Review: Nothing Bad Can Happen


             I was tempted to begin this review with “You probably won’t want to see this movie.”  It’s not that Katrin Gebbe’s German language feature is bad.  It’s fairly well made technically, and has a fine cast, especially adorably lanky lead Julius Feldmeier.  But it contains scenes so harrowing that it’s likely to turn a great many viewers off.  I’m still sorting out my own ambivalence over the film, and I consider myself a hard core horror fan.

            Nothing Bad Can Happen isn’t quite a horror film, though, although it’s being promoted and written about within genre circles.  It initially unfolds at such a slow and deliberate pace that one wonders where the horrific element will come in.  Feldmeier’s Tore is an aimless but sweet soul who belongs to the “Jesus Freaks” and praises the Lord to anyone who’ll listen.  This includes Benno (an all too convincing Sascha Alexander Gersak), a family man with a wife (Annika Kuhl) and two step children, Sanny (Swantje Kohlhof) and Dennis (Til-Niklas Theinert).  When the Freaks’ prayer miraculously gets Benno’s car going, and he and Tore chance to meet again, the older man takes in the homeless youth.  The family adopts him more or less easily, and a sweet attraction develops between Tore and Sanny (likably, realistically portrayed by Kohlhof).

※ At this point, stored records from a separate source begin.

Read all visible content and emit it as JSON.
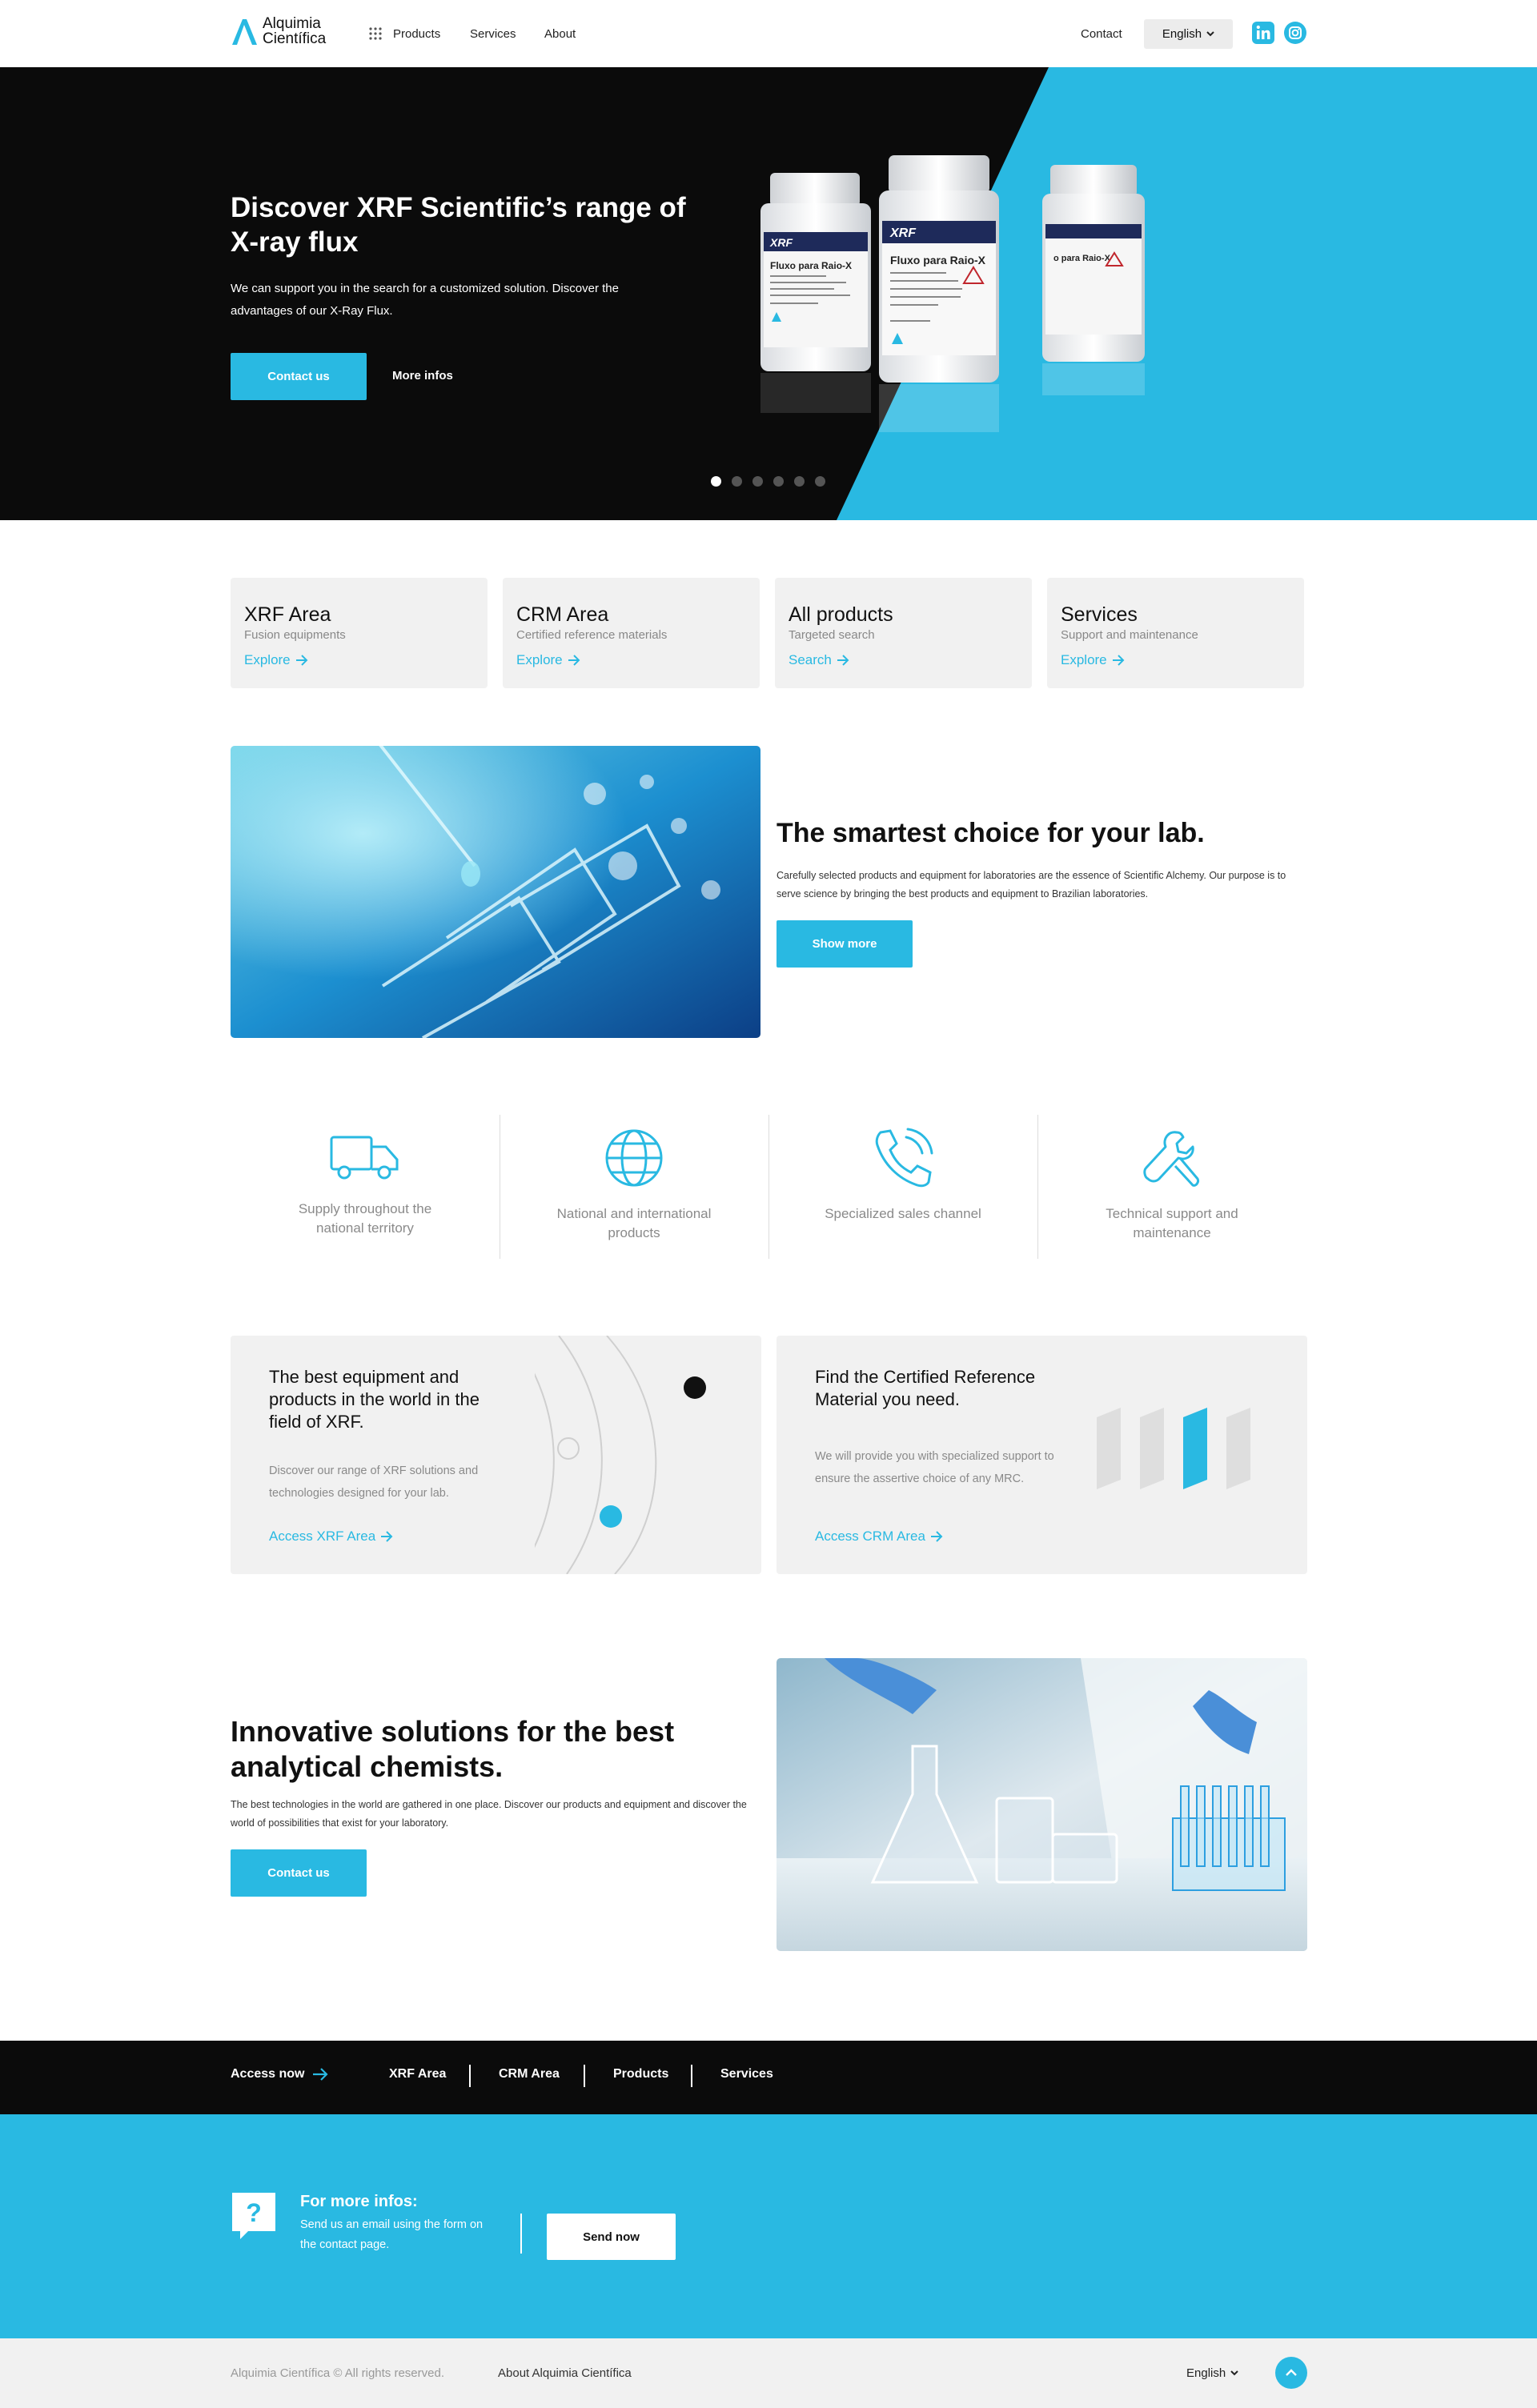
{
  "header": {
    "logo": {
      "line1": "Alquimia",
      "line2": "Científica"
    },
    "nav": [
      "Products",
      "Services",
      "About"
    ],
    "contact": "Contact",
    "language": "English",
    "social": [
      "linkedin-icon",
      "instagram-icon"
    ]
  },
  "hero": {
    "title": "Discover XRF Scientific’s range of X-ray flux",
    "description": "We can support you in the search for a customized solution. Discover the advantages of our X-Ray Flux.",
    "cta": "Contact us",
    "more": "More infos",
    "slides": 6,
    "active_slide": 1,
    "product": {
      "brand": "XRF",
      "label": "Fluxo para Raio-X"
    }
  },
  "cards": [
    {
      "title": "XRF Area",
      "subtitle": "Fusion equipments",
      "link": "Explore"
    },
    {
      "title": "CRM Area",
      "subtitle": "Certified reference materials",
      "link": "Explore"
    },
    {
      "title": "All products",
      "subtitle": "Targeted search",
      "link": "Search"
    },
    {
      "title": "Services",
      "subtitle": "Support and maintenance",
      "link": "Explore"
    }
  ],
  "lab": {
    "title": "The smartest choice for your lab.",
    "description": "Carefully selected products and equipment for laboratories are the essence of Scientific Alchemy. Our purpose is to serve science by bringing the best products and equipment to Brazilian laboratories.",
    "button": "Show more"
  },
  "features": [
    {
      "icon": "truck-icon",
      "text": "Supply throughout the national territory"
    },
    {
      "icon": "globe-icon",
      "text": "National and international products"
    },
    {
      "icon": "phone-icon",
      "text": "Specialized sales channel"
    },
    {
      "icon": "wrench-icon",
      "text": "Technical support and maintenance"
    }
  ],
  "promos": [
    {
      "title": "The best equipment and products in the world in the field of XRF.",
      "description": "Discover our range of XRF solutions and technologies designed for your lab.",
      "link": "Access XRF Area"
    },
    {
      "title": "Find the Certified Reference Material you need.",
      "description": "We will provide you with specialized support to ensure the assertive choice of any MRC.",
      "link": "Access CRM Area"
    }
  ],
  "innovative": {
    "title": "Innovative solutions for the best analytical chemists.",
    "description": "The best technologies in the world are gathered in one place. Discover our products and equipment and discover the world of possibilities that exist for your laboratory.",
    "button": "Contact us"
  },
  "access_bar": {
    "label": "Access now",
    "links": [
      "XRF Area",
      "CRM Area",
      "Products",
      "Services"
    ]
  },
  "info": {
    "title": "For more infos:",
    "description": "Send us an email using the form on the contact page.",
    "button": "Send now"
  },
  "footer": {
    "copyright": "Alquimia Científica © All rights reserved.",
    "about": "About Alquimia Científica",
    "language": "English"
  },
  "colors": {
    "accent": "#29b9e2",
    "dark": "#0b0b0b",
    "card": "#f1f1f1"
  }
}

            But then Benno reveals his dark side: he can be cruel and abusive, psychologically and physically, and he’s molesting Sanny right under his wife’s nose.  As Tore turns to his faith for solace, he is made to endure escalating and disturbing abuse, including an unforgettable sequence in which he’s force fed rotten meat.  This last scene was so uncomfortable I actually had to remind myself I was watching actors in a movie to get through it.  (Gebbe does claim she was inspired by a true story she found online, but provides no source or details.)  When Tore is pimped out for money and raped on camera, I really found it gratuitous and unnecessarily mean.  Tore’s belief in Jesus helps him maintain dignity even in the face of such terrors, but audiences will likely grow frustrated as Tore ignores Sanny’s advice to fight back and even returns to the house after being hospitalized for food poisoning.  In the end, not only Benno but Astrid and a seemingly friendly gal pal take the opportunity to assault Tore, leading to a somewhat ambiguous, predictably bleak ending.

            Feldmeier’s performance is outstanding, and he and Kohlhof generate endearing chemistry.  Unfortunately, the scenes of abuse and its after effects will be more than the average viewer can stomach; I feel obligated to mention that there’s a scene of animal cruelty that, while more implied than explicit, will offend cat lovers and is made more awful in that Benno uses it to further taunt Tore.  Why are Benno, his wife, and her friend so sadistic?  What is Gebbe trying to say about faith and its attributes or defects?  It’s hard to tell, as we’re given little to go in the way of character motivation for anyone besides Tore.  The movie is not without merit, but I discerned little to justify sitting through all of its blunt savagery.

Nothing Bad Can Happen opens in New York on Thursday, July 3.